Tom, when are you going to get an RSS feed? I'm not subscribing to any more email newsletters, sorry.
One of my favorite Microsoft news sites is "Watching Microsoft Like a Hawk." Over there I see an article that talks about Microsoft's hiring of Linux experts. They try to read too much into that. We hire smart people from around the industry -- that doesn't necessarily mean they'll be working on what they became known for. My official answer: we don't comment on rumors or speculation.
By the way, later this week Microsoft's JobBloggers, Zoe and Gretchen, take me on a pretend interview so you can see just what it's like to interview for a technical job at Microsoft (I give them the 50 questions and try to get into how Microsoft's workers think when doing interviews). We even get to sit in on a whiteboard session so you can see what the people doing the hiring are looking for. I wish I had had this video before my interview.
You know, every year when I helped put on the VBITS conference in the 1990s I'd do a bus trip the day after the conference to somewhere fun. Everyone was invited. It cost something like $1200 to rent a bus for the day (holds 40 people).
How about doing something like that for BloggerCon III? For those who haven't been to Stanford, it's about an hour south of San Francisco. There's tons we could do. Wine tasting. Geek tours of Silicon Valley. Even maybe a trip to Yosemite or something crazy like that.
I'm going to BloggerCon III -- November 6 at Stanford.

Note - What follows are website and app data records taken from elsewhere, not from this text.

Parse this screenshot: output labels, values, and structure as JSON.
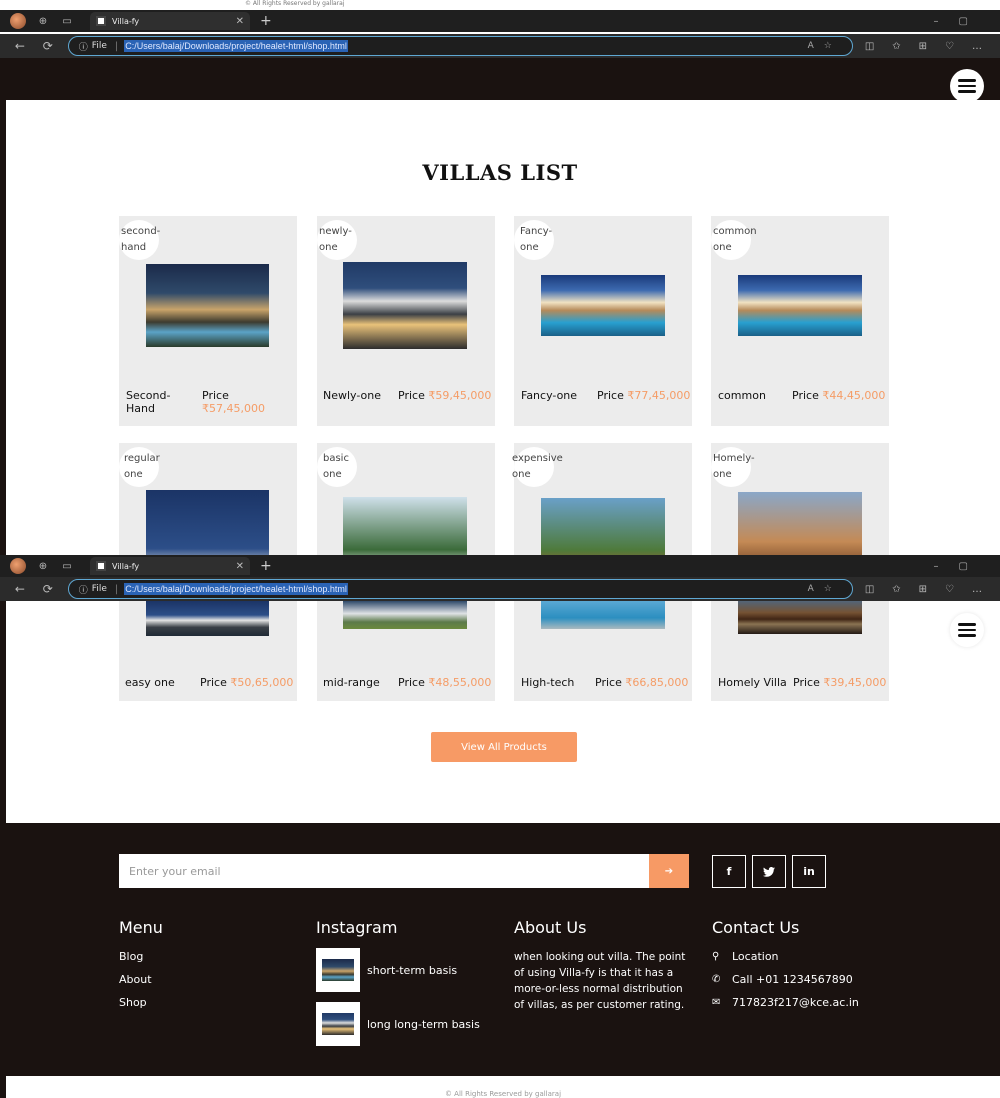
{
  "browser": {
    "tab_title": "Villa-fy",
    "address_file_label": "File",
    "url": "C:/Users/balaj/Downloads/project/healet-html/shop.html",
    "top_text": "© All Rights Reserved by gallaraj"
  },
  "page": {
    "title": "VILLAS LIST",
    "view_all_label": "View All Products",
    "price_label": "Price"
  },
  "products_row1": [
    {
      "tag": "second-hand",
      "name": "Second-Hand",
      "price": "₹57,45,000"
    },
    {
      "tag": "newly-one",
      "name": "Newly-one",
      "price": "₹59,45,000"
    },
    {
      "tag": "Fancy-one",
      "name": "Fancy-one",
      "price": "₹77,45,000"
    },
    {
      "tag": "common one",
      "name": "common",
      "price": "₹44,45,000"
    }
  ],
  "products_row2": [
    {
      "tag": "regular one",
      "name": "easy one",
      "price": "₹50,65,000"
    },
    {
      "tag": "basic one",
      "name": "mid-range",
      "price": "₹48,55,000"
    },
    {
      "tag": "expensive one",
      "name": "High-tech",
      "price": "₹66,85,000"
    },
    {
      "tag": "Homely-one",
      "name": "Homely Villa",
      "price": "₹39,45,000"
    }
  ],
  "footer": {
    "email_placeholder": "Enter your email",
    "email_go": "➔",
    "social": [
      "f",
      "•",
      "in"
    ],
    "menu": {
      "heading": "Menu",
      "items": [
        "Blog",
        "About",
        "Shop"
      ]
    },
    "instagram": {
      "heading": "Instagram",
      "items": [
        "short-term basis",
        "long long-term basis"
      ]
    },
    "about": {
      "heading": "About Us",
      "text": "when looking out villa. The point of using Villa-fy is that it has a more-or-less normal distribution of villas, as per customer rating."
    },
    "contact": {
      "heading": "Contact Us",
      "location": "Location",
      "phone": "Call +01 1234567890",
      "email": "717823f217@kce.ac.in"
    },
    "bottom_text": "© All Rights Reserved by gallaraj"
  }
}
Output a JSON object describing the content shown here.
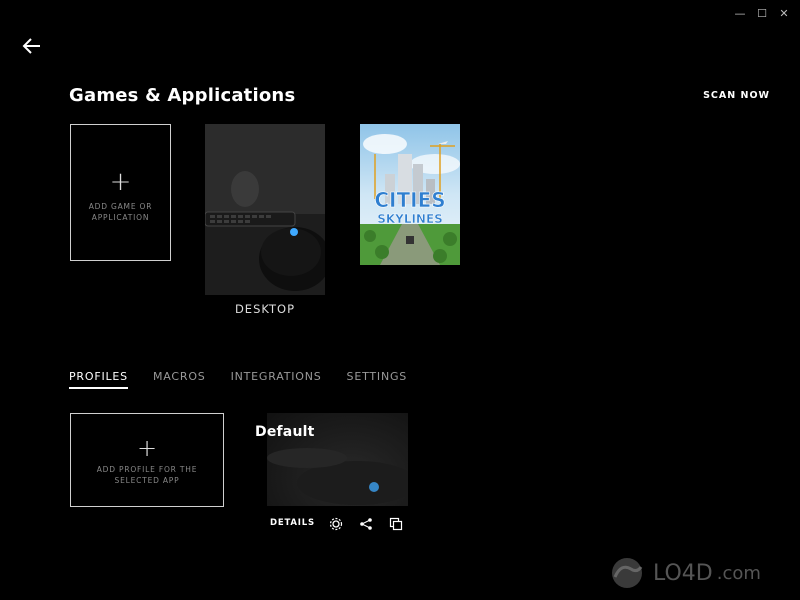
{
  "window": {
    "minimize_glyph": "—",
    "maximize_glyph": "☐",
    "close_glyph": "✕"
  },
  "header": {
    "title": "Games & Applications",
    "scan_label": "SCAN NOW"
  },
  "games": {
    "add_label": "ADD GAME OR APPLICATION",
    "add_glyph": "+",
    "items": [
      {
        "caption": "DESKTOP"
      },
      {
        "caption": "",
        "art_text_1": "CITIES",
        "art_text_2": "SKYLINES"
      }
    ]
  },
  "tabs": [
    {
      "label": "PROFILES",
      "active": true
    },
    {
      "label": "MACROS"
    },
    {
      "label": "INTEGRATIONS"
    },
    {
      "label": "SETTINGS"
    }
  ],
  "profiles": {
    "add_label": "ADD PROFILE FOR THE SELECTED APP",
    "add_glyph": "+",
    "items": [
      {
        "name": "Default",
        "details_label": "DETAILS"
      }
    ]
  },
  "watermark": {
    "brand": "LO4D",
    "suffix": ".com"
  },
  "colors": {
    "background": "#000000",
    "accent_blue": "#3fa9ff",
    "text": "#ffffff"
  }
}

I'm paying my own way (it's free, so it's not gonna break the bank). I'm also going to Gnomedex this year and hopefully PopTech.
On the plane I unsubscribed from the BBC and some other RSS feeds. Why? Because they don't give me full-text. I'm down to 720 or so feeds.

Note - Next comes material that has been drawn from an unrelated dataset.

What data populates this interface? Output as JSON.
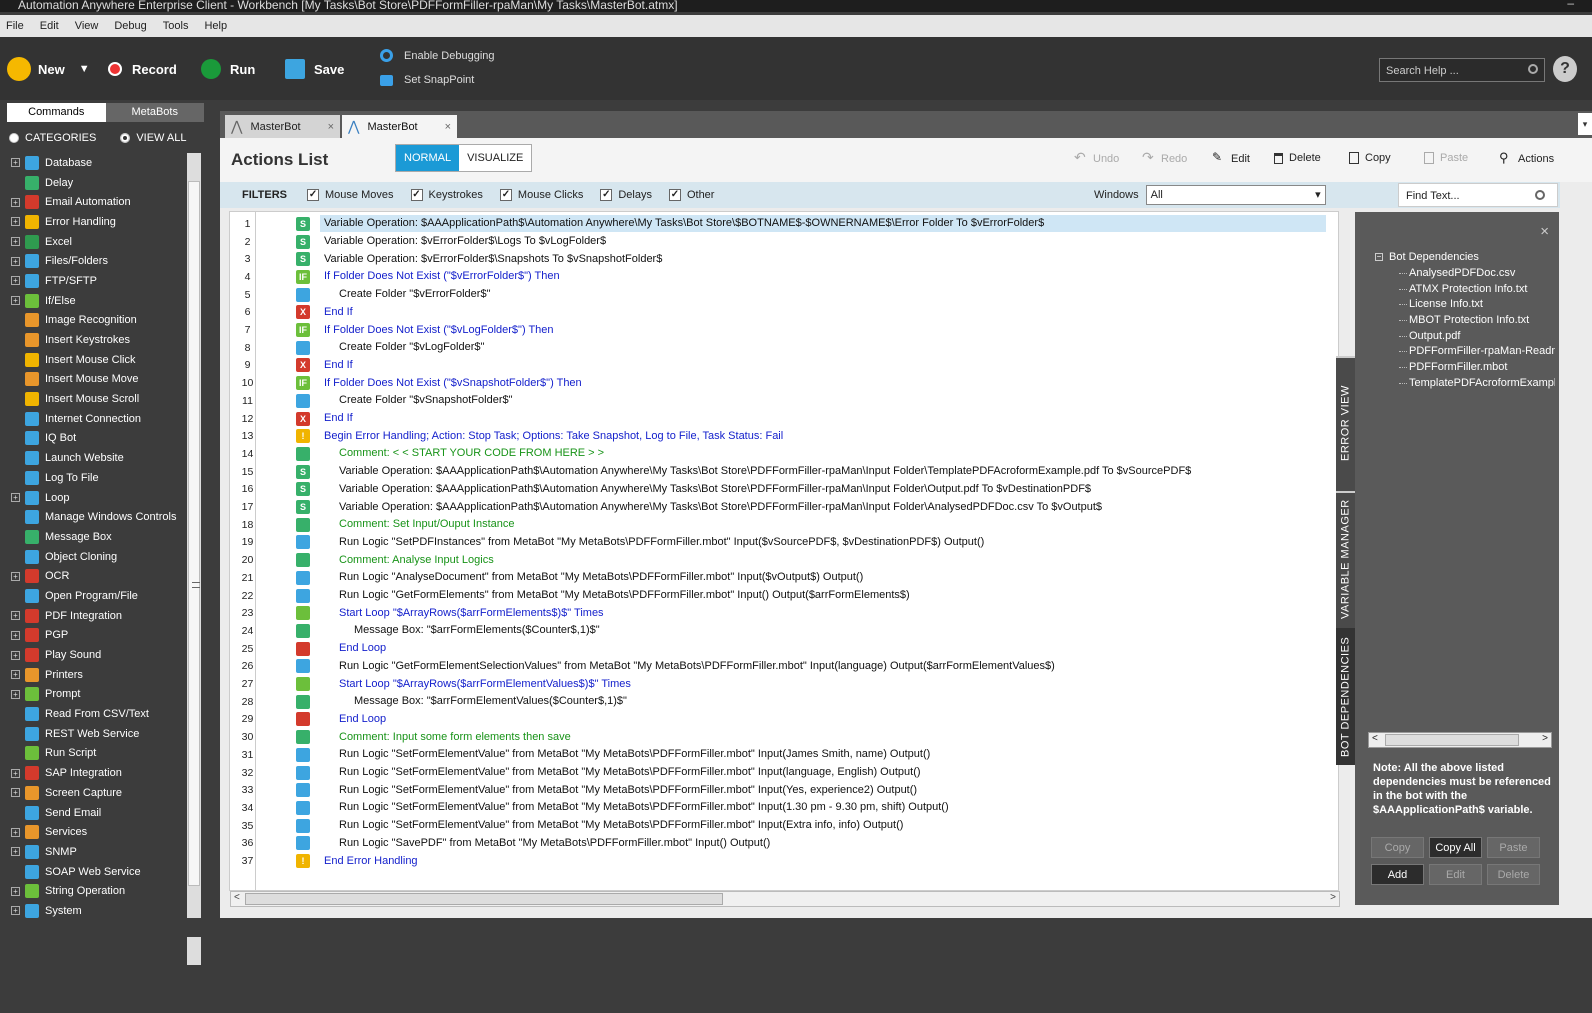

I think I'll play with a different system for aggregating commercial sites, since they obviously aren't willing to give us full-text feeds.
Either that, or I'll just rely on someone in the 720 feeds I watch (actually more like 2000 feeds because I watch the weblogs.asp.net group blog, which has 1300+ bloggers in it) to tell me what the important news is to pay attention to.

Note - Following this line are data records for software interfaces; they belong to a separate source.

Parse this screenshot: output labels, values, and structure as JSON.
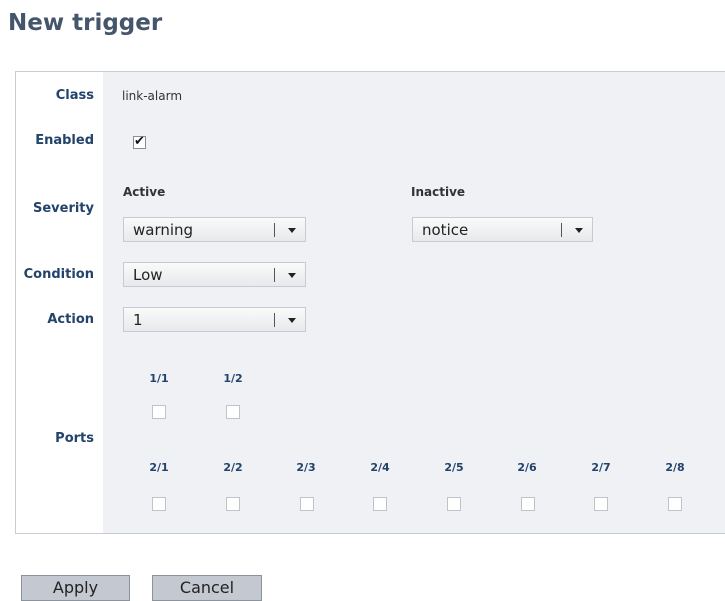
{
  "title": "New trigger",
  "form": {
    "class_label": "Class",
    "class_value": "link-alarm",
    "enabled_label": "Enabled",
    "enabled_checked": true,
    "severity_label": "Severity",
    "active_label": "Active",
    "inactive_label": "Inactive",
    "active_value": "warning",
    "inactive_value": "notice",
    "condition_label": "Condition",
    "condition_value": "Low",
    "action_label": "Action",
    "action_value": "1",
    "ports_label": "Ports",
    "ports_row1": [
      "1/1",
      "1/2"
    ],
    "ports_row2": [
      "2/1",
      "2/2",
      "2/3",
      "2/4",
      "2/5",
      "2/6",
      "2/7",
      "2/8"
    ]
  },
  "buttons": {
    "apply": "Apply",
    "cancel": "Cancel"
  },
  "icons": {
    "enabled_check": "checkmark-icon",
    "dropdown": "chevron-down-icon"
  }
}
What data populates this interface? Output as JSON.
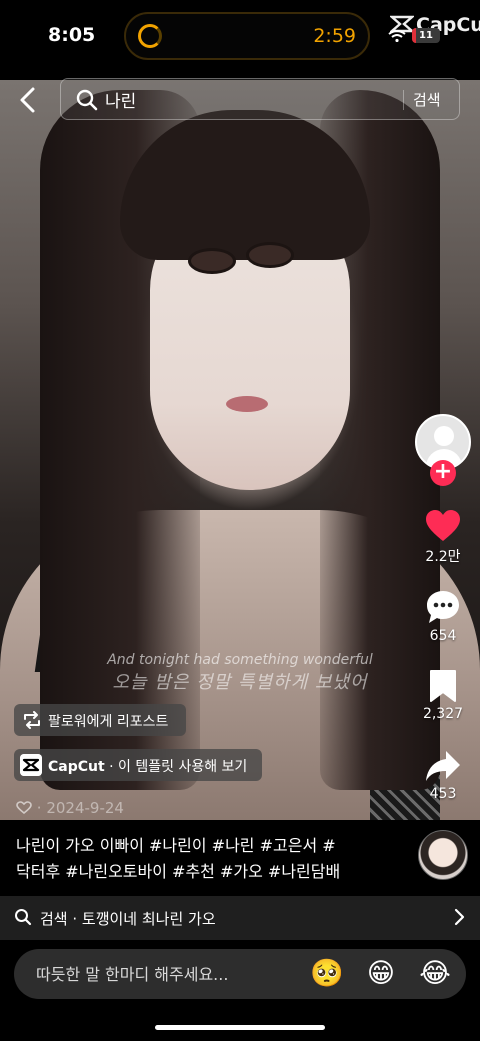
{
  "status_bar": {
    "time": "8:05",
    "timer": "2:59",
    "app_label": "CapCu",
    "battery": "11"
  },
  "search": {
    "query": "나린",
    "button_label": "검색"
  },
  "video": {
    "subtitle_en": "And tonight had something wonderful",
    "subtitle_ko": "오늘 밤은 정말 특별하게 보냈어",
    "repost_label": "팔로워에게 리포스트",
    "template_brand": "CapCut",
    "template_text": " · 이 템플릿 사용해 보기",
    "date": "· 2024-9-24"
  },
  "rail": {
    "likes": "2.2만",
    "comments": "654",
    "saves": "2,327",
    "shares": "453"
  },
  "description": {
    "line1": "나린이 가오 이빠이 #나린이 #나린 #고은서 #",
    "line2": "닥터후 #나린오토바이 #추천 #가오 #나린담배"
  },
  "related_search": {
    "text": "검색 · 토깽이네 최나린 가오"
  },
  "comment": {
    "placeholder": "따듯한 말 한마디 해주세요...",
    "emojis": [
      "🥺",
      "😁",
      "😂"
    ]
  },
  "colors": {
    "like": "#fe2c55",
    "timer": "#f2a300"
  }
}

What's ironic is that in the commercial site's rush to get me to visit their Web page so they can monetize my eyeballs they've pushed me to Google or MSN and away from having a permanent relationship with their site directly.
One last note: after cleaning out my feeds, reading feeds is fun again! I didn't expect that.
Scoble shuttle service thrives. Since the last post I've flown down to Oakland to drop my son off with his mom, and flown back with Maryam's mom.
Oh, do I have some travel stories to tell. Scott Van Vliet is doing the same and complaining about Avis Assist.
Along that note, here's my new pet peeve: People who read the Threepenny Review, elbow me multiple times, without saying a single word to me the entire flight. How dare someone have interesting reading material and not have anything to say about it! Heh.
I'd never heard of the Threepenny Review, though, so I read over her shoulder. Ahh, the literary journal. Uses big words like, say, erudite, which most of us will need to look up in the dictionary. That's OK, cause it +is+ a literary journal. But I noticed something else. The structure of the writing. They don't use very many paragraphs. One paragraph went on almost the entire length of the page.
This makes it very arduous to read. But, I bet they do that on purpose so that no one could mistake the writing for USA Today.
Does anyone blog like that? Hey, Maryam, you should start a literary blog. (She graduated with honors from Cal with an English degree).
While we're on travel tips, here's one: make sure you get to the counter more than 30 minutes before your flight is bound to take off. Alaska Air gave away my son's seat assignment (the damn line took 20 minutes just to get up to the front counter).
Here's a little tip I learned, though: get your boarding assignment at home and they won't give away your seat unless you aren't on the plane within five minutes of leaving.